The Bureau of Labor Statistics (BLS) keeps track of used car and truck prices between two and seven years old. Subcompacts, compacts, intermediates, full-sized, and luxury cars, as well as light trucks, pickups, vans, specialty, and sports utility vehicles, are all included in the index.
Used car prices shot up 55 percent from 2020 to 2022. Since then, prices have fallen 14 percent, but that’s still a net increase of 32 percent. So the used truck that would have been $20,000 in 2020 is now approximately $26,400 — taking an extra $6,400 out of your budget. That $6,400 expenditure might mean the cancellation of a family trip or the underfunding of a retirement account.
We naturally view all of this through the lens of the current price vs. the previous price. So if cereal is a couple of dollars more than it was, it’s annoying but not the end of the world, right?
But now, let’s look at it in reverse. Presuppose that every dollar in your budget is earmarked for a particular expense. You have food dollars, gas dollars, car dollars, etc. Using car dollars as an example, set the baseline of a $1 value in January 2020, right before the pandemic. Today, that same dollar is worth about seventy-five cents. Inflation looks a lot more real from this angle.
You don’t have less money, but your money is worth less. That’s what I mean by the wilting dollar!
Now, let’s look at what inflation has done to every dollar in your wallet, income, outflow, and savings.
The overall CPI level was 260 in January 2020, whereas you can see on the chart above that it’s 301 today. That’s a 16 percent increase in aggregate prices, which includes major categories — everything from eggs and bread to beer to gasoline and even airline tickets.
In other words, today’s dollar, the one that was worth $1 in 2020, is now only worth eighty-six cents.
No matter what happens to the inflation rate, it’s improbable that the eighty-six cents will ever return to being worth a dollar. That is unless the economy plunges into deflation, which presents its own set of problems.
The good news is that the United States economy powers so many inflation-resistant investment opportunities to help folks plan for and achieve a happy retirement. From growth stocks, dividend stocks, mutual funds, ETFs, real estate funds, energy funds, energy pipeline funds, and beyond, the more assets we can keep outside of cash, the more we have the potential to protect ourselves from wilting dollars. Equity investing is designed as an inflation elixir. As with most things in life, it’s not without risk, but there are sensible ways to proceed based on historical trends and diversification.

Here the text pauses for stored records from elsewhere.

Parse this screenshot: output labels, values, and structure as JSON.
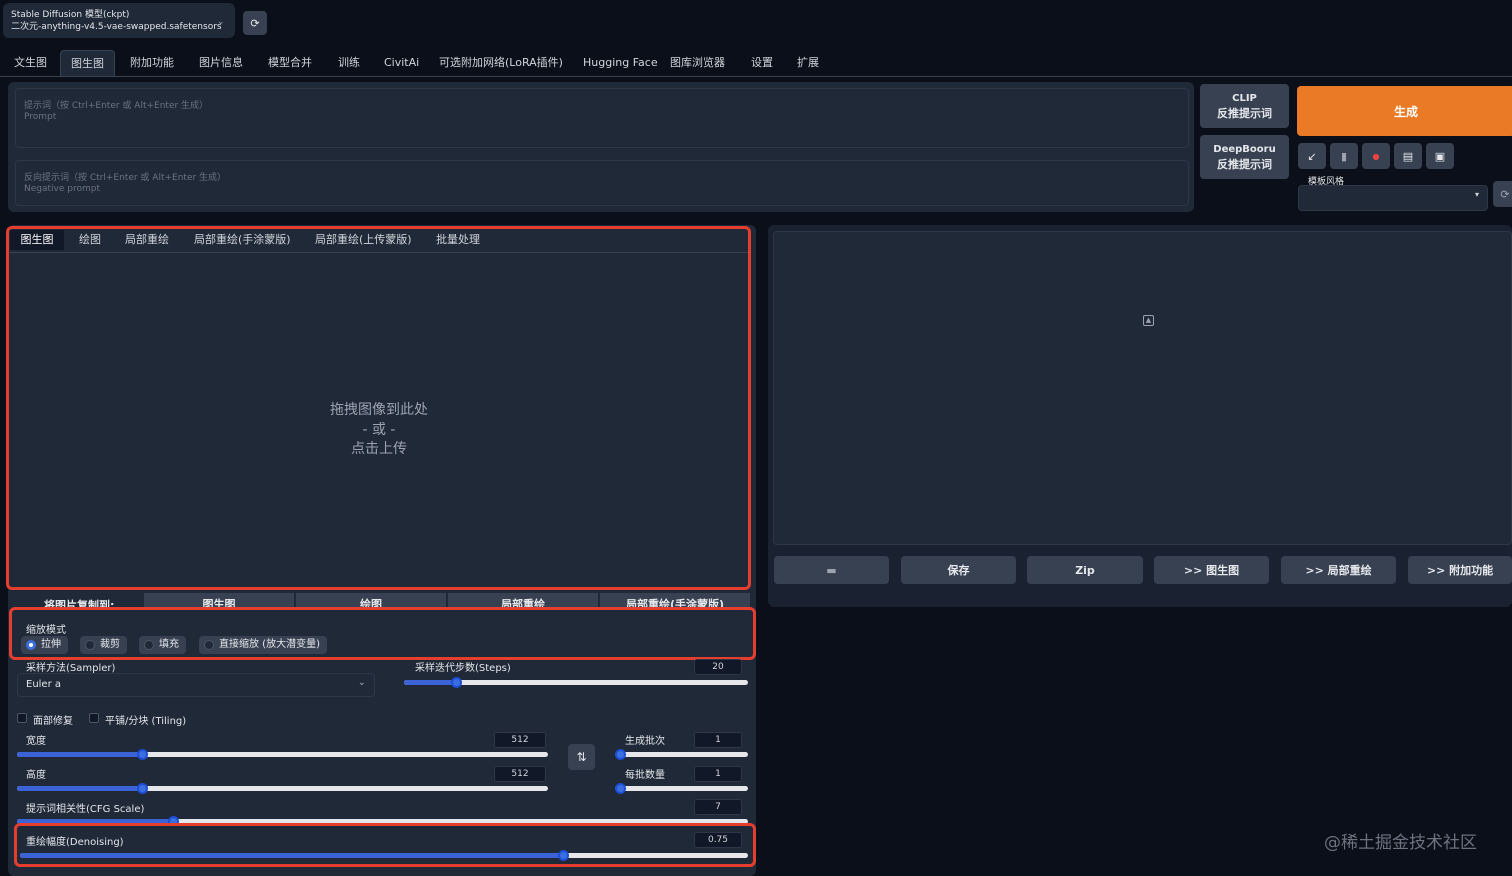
{
  "model": {
    "label": "Stable Diffusion 模型(ckpt)",
    "value": "二次元-anything-v4.5-vae-swapped.safetensors"
  },
  "tabs": [
    "文生图",
    "图生图",
    "附加功能",
    "图片信息",
    "模型合并",
    "训练",
    "CivitAi",
    "可选附加网络(LoRA插件)",
    "Hugging Face",
    "图库浏览器",
    "设置",
    "扩展"
  ],
  "prompt": {
    "placeholder_line1": "提示词（按 Ctrl+Enter 或 Alt+Enter 生成）",
    "placeholder_line2": "Prompt"
  },
  "negative_prompt": {
    "placeholder_line1": "反向提示词（按 Ctrl+Enter 或 Alt+Enter 生成）",
    "placeholder_line2": "Negative prompt"
  },
  "clip_button": {
    "line1": "CLIP",
    "line2": "反推提示词"
  },
  "deepbooru_button": {
    "line1": "DeepBooru",
    "line2": "反推提示词"
  },
  "generate_label": "生成",
  "style_label": "模板风格",
  "img_tabs": [
    "图生图",
    "绘图",
    "局部重绘",
    "局部重绘(手涂蒙版)",
    "局部重绘(上传蒙版)",
    "批量处理"
  ],
  "upload": {
    "line1": "拖拽图像到此处",
    "line2": "- 或 -",
    "line3": "点击上传"
  },
  "copy_to": {
    "label": "将图片复制到:",
    "targets": [
      "图生图",
      "绘图",
      "局部重绘",
      "局部重绘(手涂蒙版)"
    ]
  },
  "resize_mode": {
    "label": "缩放模式",
    "options": [
      "拉伸",
      "裁剪",
      "填充",
      "直接缩放 (放大潜变量)"
    ],
    "selected": 0
  },
  "sampler": {
    "label": "采样方法(Sampler)",
    "value": "Euler a"
  },
  "steps": {
    "label": "采样迭代步数(Steps)",
    "value": "20",
    "fraction": 0.14
  },
  "face_restore_label": "面部修复",
  "tiling_label": "平铺/分块 (Tiling)",
  "width": {
    "label": "宽度",
    "value": "512",
    "fraction": 0.23
  },
  "height": {
    "label": "高度",
    "value": "512",
    "fraction": 0.23
  },
  "batch_count": {
    "label": "生成批次",
    "value": "1",
    "fraction": 0.0
  },
  "batch_size": {
    "label": "每批数量",
    "value": "1",
    "fraction": 0.0
  },
  "cfg": {
    "label": "提示词相关性(CFG Scale)",
    "value": "7",
    "fraction": 0.21
  },
  "denoise": {
    "label": "重绘幅度(Denoising)",
    "value": "0.75",
    "fraction": 0.75
  },
  "output_buttons": [
    "保存",
    "Zip",
    ">> 图生图",
    ">> 局部重绘",
    ">> 附加功能"
  ],
  "watermark": "@稀土掘金技术社区",
  "colors": {
    "accent": "#ea7a26",
    "highlight": "#e53e2f",
    "slider": "#3b63d6"
  }
}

I understand that the U.S. has its share of problems: political divisions, the environment, national debt, the war in Ukraine, and tensions with China. It’s all concerning, and any of those can have severe personal and financial implications. But when you look at the stark reality of wilting dollars, to battle against the inevitable decline in your purchasing power, is to keep up with and outpace inflation. The optimal way to do that is to prioritize getting your dollars out of your wallet and into something that should keep pace over time.
If you’re sitting on the sidelines due to fear and pessimism, you could risk letting your dollars wilt. I’m not blindly optimistic, but I do believe in the army of American productivity and the US equity markets. We’re lucky that its’ growth opportunities can help shield us from the perils of inflation over time.

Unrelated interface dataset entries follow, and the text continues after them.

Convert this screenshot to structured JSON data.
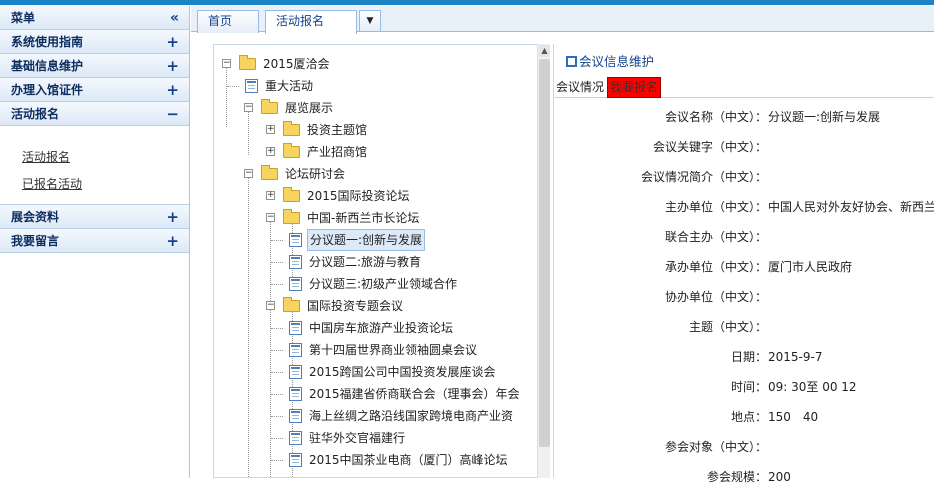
{
  "menu": {
    "header": {
      "label": "菜单",
      "icon": "double-chevron-left-icon"
    },
    "sections": [
      {
        "label": "系统使用指南",
        "sign": "+"
      },
      {
        "label": "基础信息维护",
        "sign": "+"
      },
      {
        "label": "办理入馆证件",
        "sign": "+"
      },
      {
        "label": "活动报名",
        "sign": "−"
      }
    ],
    "subitems": [
      "活动报名",
      "已报名活动"
    ],
    "bottom_sections": [
      {
        "label": "展会资料",
        "sign": "+"
      },
      {
        "label": "我要留言",
        "sign": "+"
      }
    ]
  },
  "tabs": [
    {
      "label": "首页"
    },
    {
      "label": "活动报名"
    }
  ],
  "tab_dropdown_icon": "▼",
  "tree": {
    "nodes": [
      {
        "label": "2015厦洽会",
        "type": "folder",
        "toggle": "−"
      },
      {
        "label": "重大活动",
        "type": "doc"
      },
      {
        "label": "展览展示",
        "type": "folder",
        "toggle": "−"
      },
      {
        "label": "投资主题馆",
        "type": "folder",
        "toggle": "+"
      },
      {
        "label": "产业招商馆",
        "type": "folder",
        "toggle": "+"
      },
      {
        "label": "论坛研讨会",
        "type": "folder",
        "toggle": "−"
      },
      {
        "label": "2015国际投资论坛",
        "type": "folder",
        "toggle": "+"
      },
      {
        "label": "中国-新西兰市长论坛",
        "type": "folder",
        "toggle": "−"
      },
      {
        "label": "分议题一:创新与发展",
        "type": "doc",
        "selected": true
      },
      {
        "label": "分议题二:旅游与教育",
        "type": "doc"
      },
      {
        "label": "分议题三:初级产业领域合作",
        "type": "doc"
      },
      {
        "label": "国际投资专题会议",
        "type": "folder",
        "toggle": "−"
      },
      {
        "label": "中国房车旅游产业投资论坛",
        "type": "doc"
      },
      {
        "label": "第十四届世界商业领袖圆桌会议",
        "type": "doc"
      },
      {
        "label": "2015跨国公司中国投资发展座谈会",
        "type": "doc"
      },
      {
        "label": "2015福建省侨商联合会（理事会）年会",
        "type": "doc"
      },
      {
        "label": "海上丝绸之路沿线国家跨境电商产业资",
        "type": "doc"
      },
      {
        "label": "驻华外交官福建行",
        "type": "doc"
      },
      {
        "label": "2015中国茶业电商（厦门）高峰论坛",
        "type": "doc"
      }
    ]
  },
  "panel": {
    "title": "会议信息维护",
    "subtabs": [
      "会议情况",
      "我要报名"
    ],
    "fields": [
      {
        "label": "会议名称（中文）：",
        "value": "分议题一:创新与发展"
      },
      {
        "label": "会议关键字（中文）：",
        "value": ""
      },
      {
        "label": "会议情况简介（中文）：",
        "value": ""
      },
      {
        "label": "主办单位（中文）：",
        "value": "中国人民对外友好协会、新西兰"
      },
      {
        "label": "联合主办（中文）：",
        "value": ""
      },
      {
        "label": "承办单位（中文）：",
        "value": "厦门市人民政府"
      },
      {
        "label": "协办单位（中文）：",
        "value": ""
      },
      {
        "label": "主题（中文）：",
        "value": ""
      },
      {
        "label": "日期：",
        "value": "2015-9-7"
      },
      {
        "label": "时间：",
        "value": "09: 30至 00 12"
      },
      {
        "label": "地点：",
        "value": "150　40"
      },
      {
        "label": "参会对象（中文）：",
        "value": ""
      },
      {
        "label": "参会规模：",
        "value": "200"
      }
    ]
  },
  "colors": {
    "accent": "#1b84c7",
    "header_text": "#15428b",
    "red_button": "#ff0000"
  }
}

This information is provided to you as a resource for informational purposes only and is not to be viewed as investment advice or recommendations. This information is being presented without consideration of the investment objectives, risk tolerance, or financial circumstances of any specific investor and might not be suitable for all investors. This information is not intended to, and should not, form a primary basis for any investment decision that you may make. Always consult your own legal, tax, or investment advisor before making any investment/tax/estate/financial planning considerations or decisions. The views and opinions expressed are for educational purposes only as of the date of production/writing and may change without notice at any time based on numerous factors, such as market or other conditions.